|International Classification||B23K26/08, B23K26/067, B23K26/00, G02B26/10, B41M5/24, B23K26/06|
|Cooperative Classification||B23K26/08, B23K26/0821, B23K26/082, B23K26/066|
|European Classification||B23K26/08B2, B23K26/06C7, B23K26/08, B23K26/08B|
|May 23, 1995||AS||Assignment|
Owner name: KABUSHIKI KAISHA KOMATSU SEISAKUSHO, JAPAN
Free format text: ASSIGNMENT OF ASSIGNORS INTEREST;ASSIGNORS:YOSHIDA, KOJI;YAMAZAKI, TAKU;MORI, AKIRA;REEL/FRAME:007632/0292

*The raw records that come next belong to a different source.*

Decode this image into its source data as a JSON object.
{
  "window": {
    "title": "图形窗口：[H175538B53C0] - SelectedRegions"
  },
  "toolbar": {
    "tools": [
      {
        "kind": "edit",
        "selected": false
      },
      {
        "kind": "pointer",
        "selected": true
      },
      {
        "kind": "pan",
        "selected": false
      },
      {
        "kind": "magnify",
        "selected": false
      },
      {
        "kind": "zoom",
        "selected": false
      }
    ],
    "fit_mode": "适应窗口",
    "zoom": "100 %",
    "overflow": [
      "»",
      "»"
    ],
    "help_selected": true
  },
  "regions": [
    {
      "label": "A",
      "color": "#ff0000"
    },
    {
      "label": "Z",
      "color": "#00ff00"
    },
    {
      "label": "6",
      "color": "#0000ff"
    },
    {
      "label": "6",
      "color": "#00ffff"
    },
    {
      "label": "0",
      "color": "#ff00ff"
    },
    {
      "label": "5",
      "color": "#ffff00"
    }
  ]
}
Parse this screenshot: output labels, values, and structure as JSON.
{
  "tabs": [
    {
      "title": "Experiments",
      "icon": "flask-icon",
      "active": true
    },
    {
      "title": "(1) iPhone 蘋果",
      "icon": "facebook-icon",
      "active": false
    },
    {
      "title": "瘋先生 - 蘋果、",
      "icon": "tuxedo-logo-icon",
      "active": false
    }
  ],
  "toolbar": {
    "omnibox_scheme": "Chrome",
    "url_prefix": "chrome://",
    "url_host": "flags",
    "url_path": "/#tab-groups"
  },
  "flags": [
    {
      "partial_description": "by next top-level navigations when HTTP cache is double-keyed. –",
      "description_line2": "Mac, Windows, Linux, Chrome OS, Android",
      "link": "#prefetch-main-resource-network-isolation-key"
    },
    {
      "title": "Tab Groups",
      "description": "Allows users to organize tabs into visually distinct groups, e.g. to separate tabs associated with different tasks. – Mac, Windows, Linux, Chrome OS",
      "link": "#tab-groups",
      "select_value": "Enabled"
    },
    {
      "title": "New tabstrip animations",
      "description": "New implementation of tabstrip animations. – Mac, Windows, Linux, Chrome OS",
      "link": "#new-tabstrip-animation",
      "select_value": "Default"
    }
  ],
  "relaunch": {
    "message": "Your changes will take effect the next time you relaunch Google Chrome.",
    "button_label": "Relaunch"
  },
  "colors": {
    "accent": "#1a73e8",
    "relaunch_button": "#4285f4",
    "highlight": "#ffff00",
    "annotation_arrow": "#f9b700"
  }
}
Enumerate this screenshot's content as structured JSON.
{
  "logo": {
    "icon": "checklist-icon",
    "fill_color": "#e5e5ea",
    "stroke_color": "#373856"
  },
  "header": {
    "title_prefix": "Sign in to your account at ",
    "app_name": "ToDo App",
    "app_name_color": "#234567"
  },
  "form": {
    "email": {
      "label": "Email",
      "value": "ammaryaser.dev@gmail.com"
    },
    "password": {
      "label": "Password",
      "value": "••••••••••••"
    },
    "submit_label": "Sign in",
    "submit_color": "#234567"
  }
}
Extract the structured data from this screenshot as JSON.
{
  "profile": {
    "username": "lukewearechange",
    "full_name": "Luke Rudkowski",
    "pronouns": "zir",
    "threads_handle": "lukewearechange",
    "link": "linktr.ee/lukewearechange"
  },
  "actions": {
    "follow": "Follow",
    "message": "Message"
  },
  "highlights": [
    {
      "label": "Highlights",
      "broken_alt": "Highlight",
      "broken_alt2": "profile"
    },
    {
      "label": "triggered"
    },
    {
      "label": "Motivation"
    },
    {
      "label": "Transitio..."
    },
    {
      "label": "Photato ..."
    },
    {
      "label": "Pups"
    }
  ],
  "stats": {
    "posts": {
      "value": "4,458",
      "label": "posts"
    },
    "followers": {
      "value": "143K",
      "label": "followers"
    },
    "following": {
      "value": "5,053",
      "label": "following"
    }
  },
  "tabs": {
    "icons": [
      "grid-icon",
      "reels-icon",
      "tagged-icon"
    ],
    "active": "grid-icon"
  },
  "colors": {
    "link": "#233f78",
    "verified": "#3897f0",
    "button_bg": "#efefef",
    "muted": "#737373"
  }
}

Effective date: 19950426
|Jun 12, 2000||FPAY||Fee payment|
Year of fee payment: 4
|Jul 14, 2004||REMI||Maintenance fee reminder mailed|
|Dec 27, 2004||LAPS||Lapse for failure to pay maintenance fees|
|Feb 22, 2005||FP||Expired due to failure to pay maintenance fee|
Effective date: 20041224